Skip to main content
Open Access Publications from the University of California


UCLA Previously Published Works bannerUCLA

Gut Microbiome Diversity and Abundance Correlate with Gray Matter Volume (GMV) in Older Adults with Depression.


Growing evidence supports the concept that bidirectional brain-gut microbiome interactions play an important mechanistic role in aging, as well as in various neuropsychiatric conditions including depression. Gray matter volume (GMV) deficits in limbic regions are widely observed in geriatric depression (GD). We therefore aimed to explore correlations between gut microbial measures and GMV within these regions in GD. Sixteen older adults (>60 years) with GD (37.5% female; mean age, 70.6 (SD = 5.7) years) were included in the study and underwent high-resolution T1-weighted structural MRI scanning and stool sample collection. GMV was extracted from bilateral regions of interest (ROI: hippocampus, amygdala, nucleus accumbens) and a control region (pericalcarine). Fecal microbiota composition and diversity were assessed by 16S ribosomal RNA gene sequencing. There were significant positive associations between alpha diversity measures and GMV in both hippocampus and nucleus accumbens. Additionally, significant positive associations were present between hippocampal GMV and the abundance of genera Family_XIII_AD3011_group, unclassified Ruminococcaceae, and Oscillibacter, as well as between amygdala GMV and the genera Lachnospiraceae_NK4A136_group and Oscillibacter. Gut microbiome may reflect brain health in geriatric depression. Future studies with larger samples and the experimental manipulation of gut microbiome may clarify the relationship between microbiome measures and neuroplasticity.

Many UC-authored scholarly publications are freely available on this site because of the UC's open access policies. Let us know how this access is important for you.

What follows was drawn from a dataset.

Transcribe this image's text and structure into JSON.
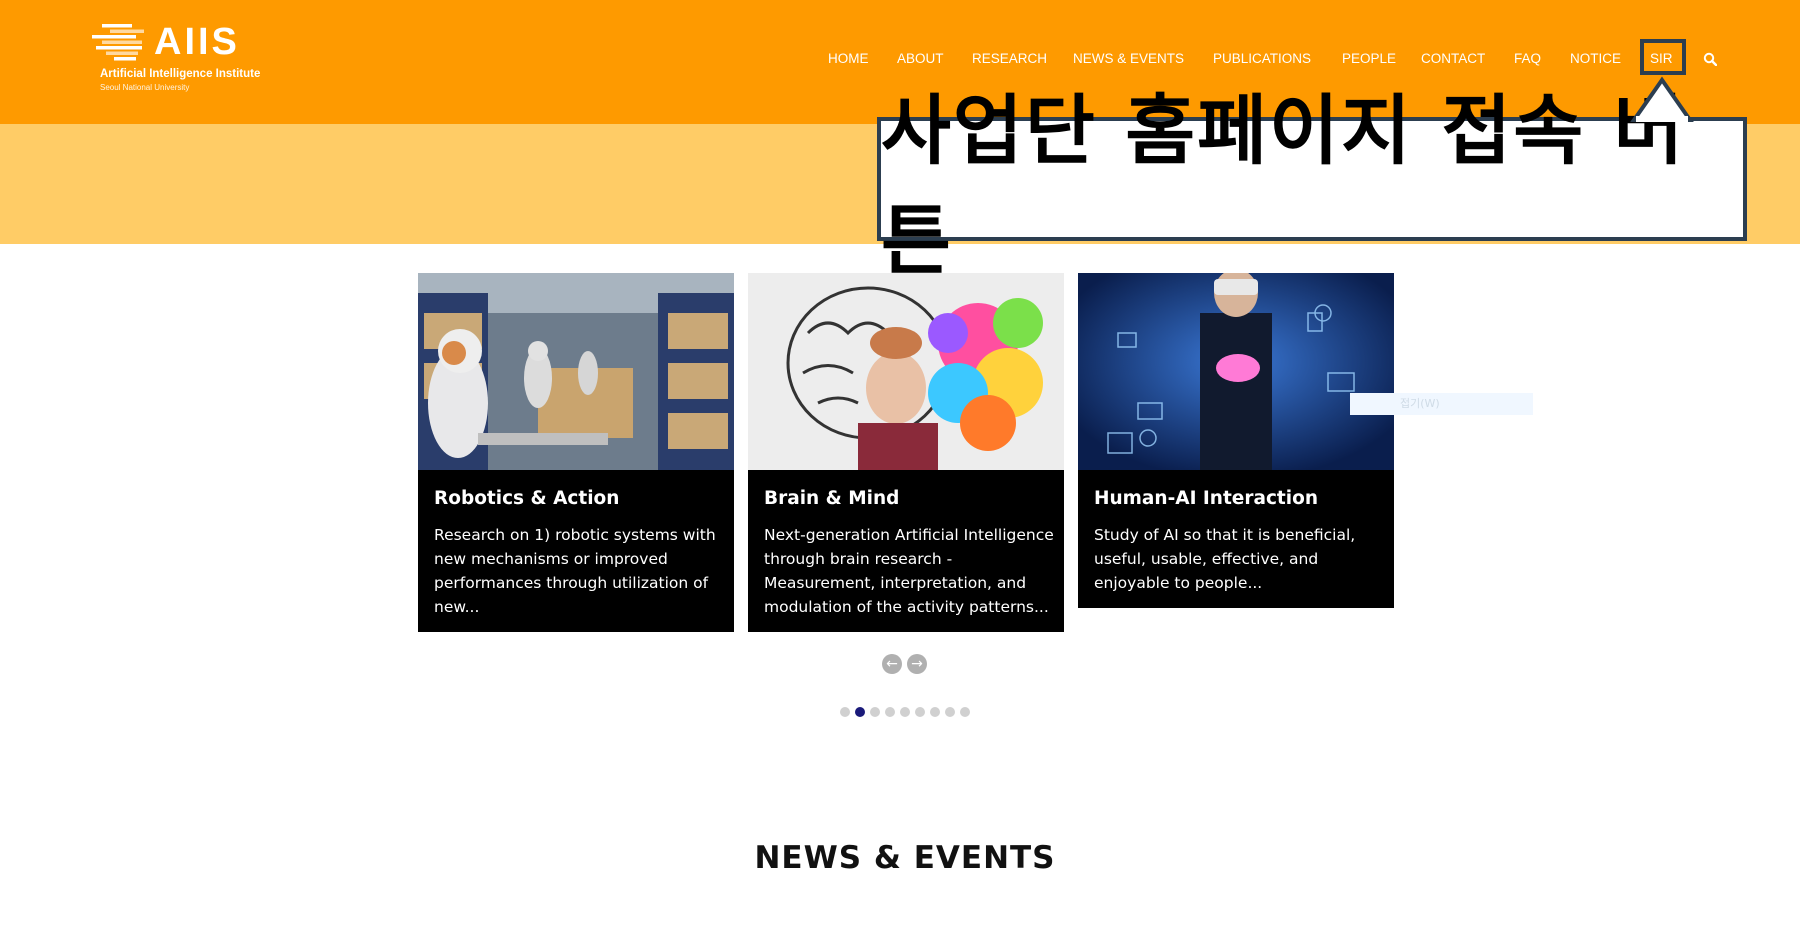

Main Content
For improved accessibility of PDF content, download the file to your device.
Current View